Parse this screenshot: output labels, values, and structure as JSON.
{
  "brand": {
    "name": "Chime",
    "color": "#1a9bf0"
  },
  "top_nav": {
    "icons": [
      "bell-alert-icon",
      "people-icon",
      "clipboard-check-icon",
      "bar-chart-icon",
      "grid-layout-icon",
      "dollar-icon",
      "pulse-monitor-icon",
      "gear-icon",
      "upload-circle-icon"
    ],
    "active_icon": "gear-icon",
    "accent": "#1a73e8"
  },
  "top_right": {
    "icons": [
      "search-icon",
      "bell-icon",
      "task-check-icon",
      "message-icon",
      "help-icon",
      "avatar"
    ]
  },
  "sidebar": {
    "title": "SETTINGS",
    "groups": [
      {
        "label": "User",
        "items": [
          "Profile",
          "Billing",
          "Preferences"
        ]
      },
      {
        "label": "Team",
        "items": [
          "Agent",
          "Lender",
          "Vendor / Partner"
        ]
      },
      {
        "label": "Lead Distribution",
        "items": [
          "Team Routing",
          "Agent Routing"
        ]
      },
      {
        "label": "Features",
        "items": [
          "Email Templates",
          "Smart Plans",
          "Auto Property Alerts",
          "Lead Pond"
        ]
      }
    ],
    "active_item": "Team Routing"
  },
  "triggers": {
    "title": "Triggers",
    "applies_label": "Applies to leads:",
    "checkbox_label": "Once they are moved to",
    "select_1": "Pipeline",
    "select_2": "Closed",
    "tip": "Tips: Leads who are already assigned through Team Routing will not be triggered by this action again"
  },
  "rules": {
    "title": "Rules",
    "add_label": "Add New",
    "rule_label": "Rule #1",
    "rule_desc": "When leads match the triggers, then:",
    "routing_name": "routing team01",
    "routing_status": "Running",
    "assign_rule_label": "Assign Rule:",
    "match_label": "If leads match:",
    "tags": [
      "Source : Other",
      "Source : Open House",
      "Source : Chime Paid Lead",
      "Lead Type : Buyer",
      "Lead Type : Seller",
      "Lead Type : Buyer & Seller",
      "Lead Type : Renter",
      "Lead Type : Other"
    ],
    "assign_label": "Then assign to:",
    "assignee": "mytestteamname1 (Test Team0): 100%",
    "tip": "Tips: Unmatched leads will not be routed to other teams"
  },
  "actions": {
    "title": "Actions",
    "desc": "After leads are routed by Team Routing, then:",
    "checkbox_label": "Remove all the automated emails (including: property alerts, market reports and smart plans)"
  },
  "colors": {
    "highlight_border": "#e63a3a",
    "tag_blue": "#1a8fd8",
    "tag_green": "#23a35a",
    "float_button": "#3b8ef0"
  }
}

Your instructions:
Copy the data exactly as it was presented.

Finished exercise:
Parse this screenshot: output labels, values, and structure as JSON.
{
  "brand": {
    "name": "Chime",
    "color": "#1a9bf0"
  },
  "top_nav": {
    "icons": [
      "bell-alert-icon",
      "people-icon",
      "clipboard-check-icon",
      "bar-chart-icon",
      "grid-layout-icon",
      "dollar-icon",
      "pulse-monitor-icon",
      "gear-icon",
      "upload-circle-icon"
    ],
    "active_icon": "gear-icon",
    "accent": "#1a73e8"
  },
  "top_right": {
    "icons": [
      "search-icon",
      "bell-icon",
      "task-check-icon",
      "message-icon",
      "help-icon",
      "avatar"
    ]
  },
  "sidebar": {
    "title": "SETTINGS",
    "groups": [
      {
        "label": "User",
        "items": [
          "Profile",
          "Billing",
          "Preferences"
        ]
      },
      {
        "label": "Team",
        "items": [
          "Agent",
          "Lender",
          "Vendor / Partner"
        ]
      },
      {
        "label": "Lead Distribution",
        "items": [
          "Team Routing",
          "Agent Routing"
        ]
      },
      {
        "label": "Features",
        "items": [
          "Email Templates",
          "Smart Plans",
          "Auto Property Alerts",
          "Lead Pond"
        ]
      }
    ],
    "active_item": "Team Routing"
  },
  "triggers": {
    "title": "Triggers",
    "applies_label": "Applies to leads:",
    "checkbox_label": "Once they are moved to",
    "select_1": "Pipeline",
    "select_2": "Closed",
    "tip": "Tips: Leads who are already assigned through Team Routing will not be triggered by this action again"
  },
  "rules": {
    "title": "Rules",
    "add_label": "Add New",
    "rule_label": "Rule #1",
    "rule_desc": "When leads match the triggers, then:",
    "routing_name": "routing team01",
    "routing_status": "Running",
    "assign_rule_label": "Assign Rule:",
    "match_label": "If leads match:",
    "tags": [
      "Source : Other",
      "Source : Open House",
      "Source : Chime Paid Lead",
      "Lead Type : Buyer",
      "Lead Type : Seller",
      "Lead Type : Buyer & Seller",
      "Lead Type : Renter",
      "Lead Type : Other"
    ],
    "assign_label": "Then assign to:",
    "assignee": "mytestteamname1 (Test Team0): 100%",
    "tip": "Tips: Unmatched leads will not be routed to other teams"
  },
  "actions": {
    "title": "Actions",
    "desc": "After leads are routed by Team Routing, then:",
    "checkbox_label": "Remove all the automated emails (including: property alerts, market reports and smart plans)"
  },
  "colors": {
    "highlight_border": "#e63a3a",
    "tag_blue": "#1a8fd8",
    "tag_green": "#23a35a",
    "float_button": "#3b8ef0"
  }
}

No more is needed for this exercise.